The Intellectual Laziness Behind Attributing Poverty to Laziness
Today, there are more than 335 million people living in America.
More than 258 million are over the age of 18, 189 million of whom are between the ages of 18 and 64.
There were 160,138,000 people employed in the United States in January 2023.
Pause. What do these numbers mean? The answer to that question can range from ‘nothing’ to ‘everything’ to ‘it depends’ to, ‘you can make numbers mean whatever you want them to mean’.
Fair. So let’s start with an underlying question that we have been trying to get a reasonable answer to for the better half of a decade.
UNDERLYING QUESTION: Are there enough well-paying jobs in the United States?
💵‘Well-paying’ refers to jobs that pay above poverty rates. Yes, a very low bar.
📠‘Enough’ means to cover the 189 million adults between the ages of 18 and 64. Again, very low bar, especially considering less people are retiring and a lot of jobs go to people under 18.
🎓There are approximately 12 million full-time college students today. And yet, 43 percent of all full-time undergraduate students are employed, working more than 20-hours per week.
🧠None of the above numbers consider physical and neuro abilities, both of which influence the employability of the people behind them.
🍼None of the above numbers consider parents who voluntarily opt-out of the formal workplace, choosing instead to be a full-time parent.

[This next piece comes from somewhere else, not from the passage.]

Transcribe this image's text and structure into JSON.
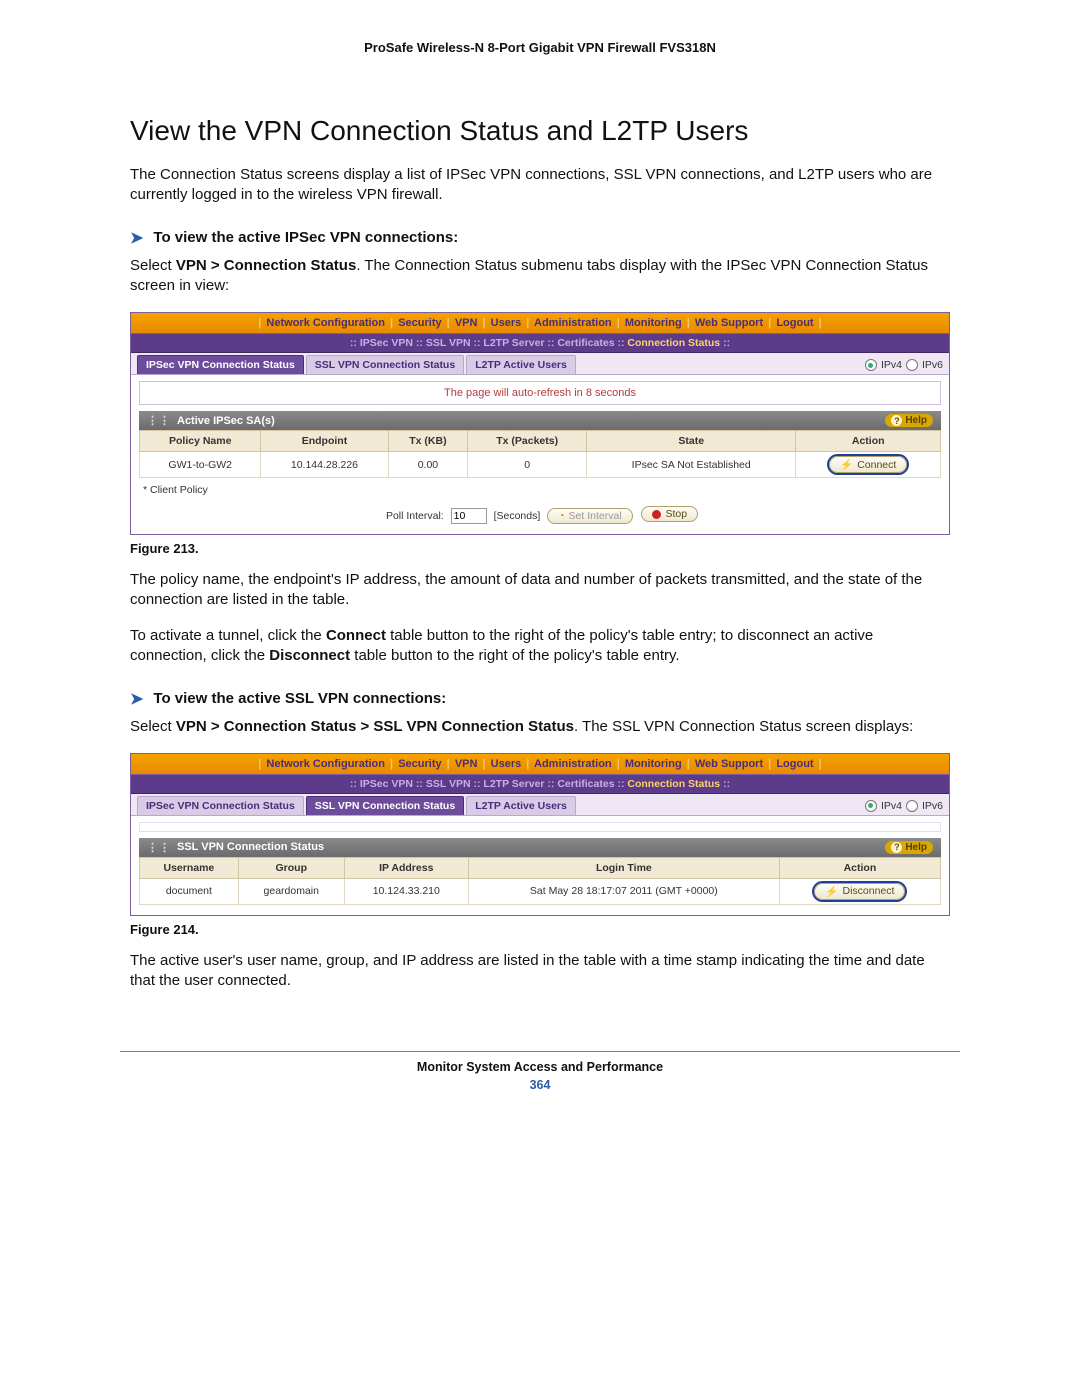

That’s right, there is a lot of additional context that could sway the actual number of working adults or adults who desire to work today. And yet, the underlying question must be asked and answered, not held back by the whataboutism’s that too often get in the way of having meaningful and necessary discussions.
And we need to talk about this question because as it stands today, far too many people are being called lazy for not doing whatever is necessary to get a higher paying job — to do better for themselves and their family. But the question is, again, are there enough well-paying jobs?